Developing responsibility means becoming trustworthy or accountable for one’s actions. Encouraging your child to become responsible should start at an early age. It will take a lot of work and patience on your part, but it will be worth every minute of effort, both for you and for your child.
Here are some tips to make this goal a reality:
Begin when your child is young: As soon as your child is old enough to understand, he can begin to help. It might be something as simple as bringing you a clean diaper or handing you the bottle when he is finished.
Children have a strong desire to help. Even children younger than two years old want to do things to help their parents.
You can encourage your child by creatively finding things for him or her to do and then giving lots of praise. This will help build your child’s confidence and self-esteem, and it will set up a pattern of helping out early in your child’s life.
Do not buy your child’s help:
Do not give your child rewards in exchange for helping. You want to build an internal desire to assist you, not one based upon receiving payment.
You want your child to learn the pleasure of giving to others. When he gets a reward for assisting, you teach him to focus on what he will get, instead of how he can give.
This does not mean you never give your child anything for helping. It just can’t be perceived as a “payment”. This is how you should do it.
For instance, after your child does something for you, you can tell him:
“I really appreciate how you helped me and I want to do something nice for you, too. I am going to call your father and have him bring home the movie that you want to see.”
When you reward your child this way, what you are really doing is showing your gratitude. You are not paying a reward for work.
Let the natural consequences of your child’s mistake occur:
We don’t want our children to suffer if we can help them avoid it. But, parents who protect their child from the consequences of their actions are making a big mistake.
Our goal as parents is to teach our child to be good, responsible adults. In the adult world no one is going to shelter your child when he is careless or reckless.
When your child makes a mistake, you do him no favors by bailing him out.

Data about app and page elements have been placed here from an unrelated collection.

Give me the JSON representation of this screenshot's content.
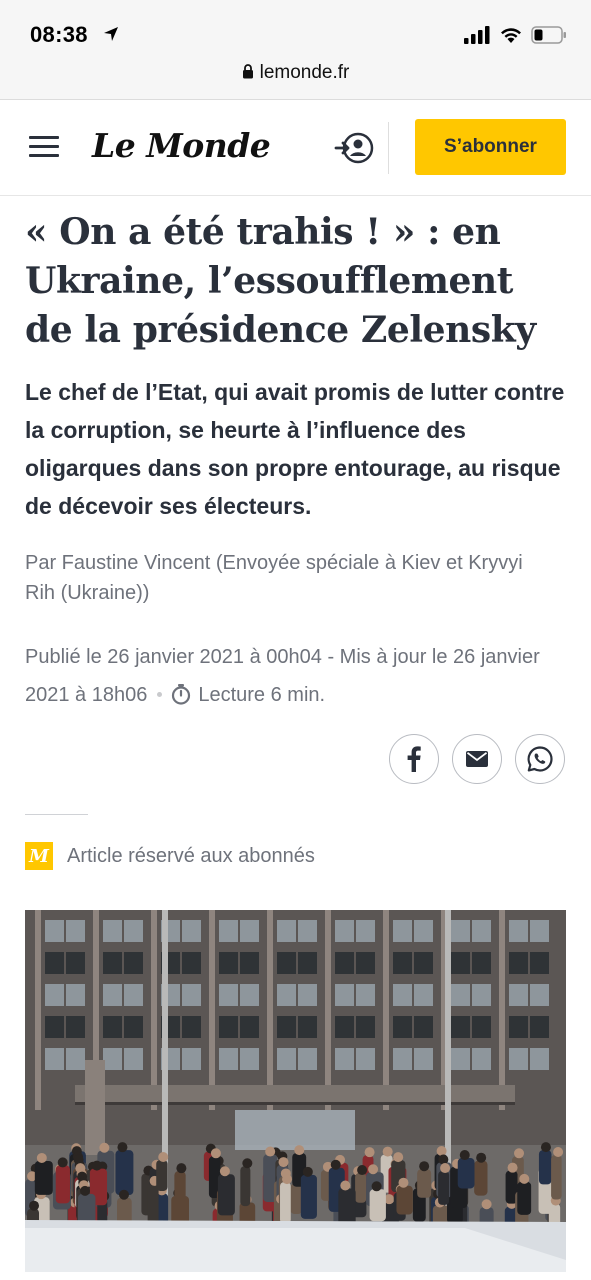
{
  "status_bar": {
    "time": "08:38"
  },
  "browser": {
    "url": "lemonde.fr"
  },
  "header": {
    "logo": "Le Monde",
    "subscribe_label": "S’abonner"
  },
  "article": {
    "headline": "« On a été trahis ! » : en Ukraine, l’essoufflement de la présidence Zelensky",
    "lede": "Le chef de l’Etat, qui avait promis de lutter contre la corruption, se heurte à l’influence des oligarques dans son propre entourage, au risque de décevoir ses électeurs.",
    "byline": "Par Faustine Vincent (Envoyée spéciale à Kiev et Kryvyi Rih (Ukraine))",
    "published": "Publié le 26 janvier 2021 à 00h04 - Mis à jour le 26 janvier 2021 à 18h06",
    "reading_time": "Lecture 6 min.",
    "premium_badge": "M",
    "premium_label": "Article réservé aux abonnés"
  },
  "colors": {
    "accent": "#ffc700",
    "text": "#2a303b",
    "muted": "#6e727b"
  }
}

Let your child learn to be dependable by taking responsibility for his actions and his mistakes.
Acknowledge when your child is acting responsibly: everybody loves recognition. When you point out times that your child is behaving in a trustworthy fashion, you are encouraging him to continue this type of behavior in the future.
Give your child an allowance:
Let your child make his own money decisions from an early age. He will make mistakes, but don’t bail him out.
Whenever possible, act as an advisor, not as a director:
Give him increasing chances to make his own decisions while still under your roof. Children don’t become more dependable with age. They become more reliable by taking on responsibility.
Give your child a chance to show you what he can do. He will grow from the opportunity. He will grow even more from the mistakes that he makes. Either way, when you give your child the opportunity and you believe in him, he will move toward becoming a well-functioning responsible adult.